“We have big bedrooms and monster closets,” Mike said. “In our old post-Victorian house we had in Lindsborg, we didn’t have large closets. And Coleen said, “If we’re going to do this, I want large closets.'”
A two-car garage, costing about $10,000, was added on the east edge of the double lot. “Not including the garage, we’ve put less than $80,000 in it,” Mike said. “So where are you going to find a 3,000-square-foot house for that?”
Although money was a factor, the couple said they were attracted to the large, open rooms, the old wood moldings and the 12-foot ceilings.
There is no insulation in the exterior walls, but the house is energy efficient.
“It’s been really surprising to us,” Coleen said. The only insulation is on the floor of the attic.
“It’s built well,” Mike said. “And we have high-efficiency heating and air.”
Almost eight years later, their renovation is nearly completed.

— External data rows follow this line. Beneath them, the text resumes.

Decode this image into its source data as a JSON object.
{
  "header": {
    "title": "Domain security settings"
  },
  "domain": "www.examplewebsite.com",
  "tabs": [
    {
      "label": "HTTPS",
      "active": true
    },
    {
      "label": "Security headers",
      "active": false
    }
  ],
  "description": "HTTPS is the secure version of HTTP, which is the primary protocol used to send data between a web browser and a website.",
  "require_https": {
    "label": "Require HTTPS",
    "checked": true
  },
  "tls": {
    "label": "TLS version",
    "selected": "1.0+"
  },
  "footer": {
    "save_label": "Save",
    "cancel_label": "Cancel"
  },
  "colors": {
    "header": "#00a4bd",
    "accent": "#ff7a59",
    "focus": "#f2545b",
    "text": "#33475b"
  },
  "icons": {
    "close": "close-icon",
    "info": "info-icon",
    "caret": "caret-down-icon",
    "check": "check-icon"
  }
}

They plan to refinish the original yellow-pine flooring, install molding in certain areas, complete the office/loft area, glass in a shelving display in the entry and add two support pillars to the front porch.
A former art teacher, Mike is in the process of completing a mural of a 1930s Kansas landscape on the walls of the entry.
The exterior is painted and landscaping is in place, with islands of wildflowers blooming on the lawn.
“We like natural,” Mike said. “Everybody thinks that’s stone around the flower beds, but it’s just concrete turned upside down. I call it poor-boy stone,” he said.
Asked if they would work on their extreme home all over again, if given the chance to back out, the couple said it was worth it.
“It’s a very comfortable house, and it’s wide open,” Coleen said. “It’s just us. I really love this house.”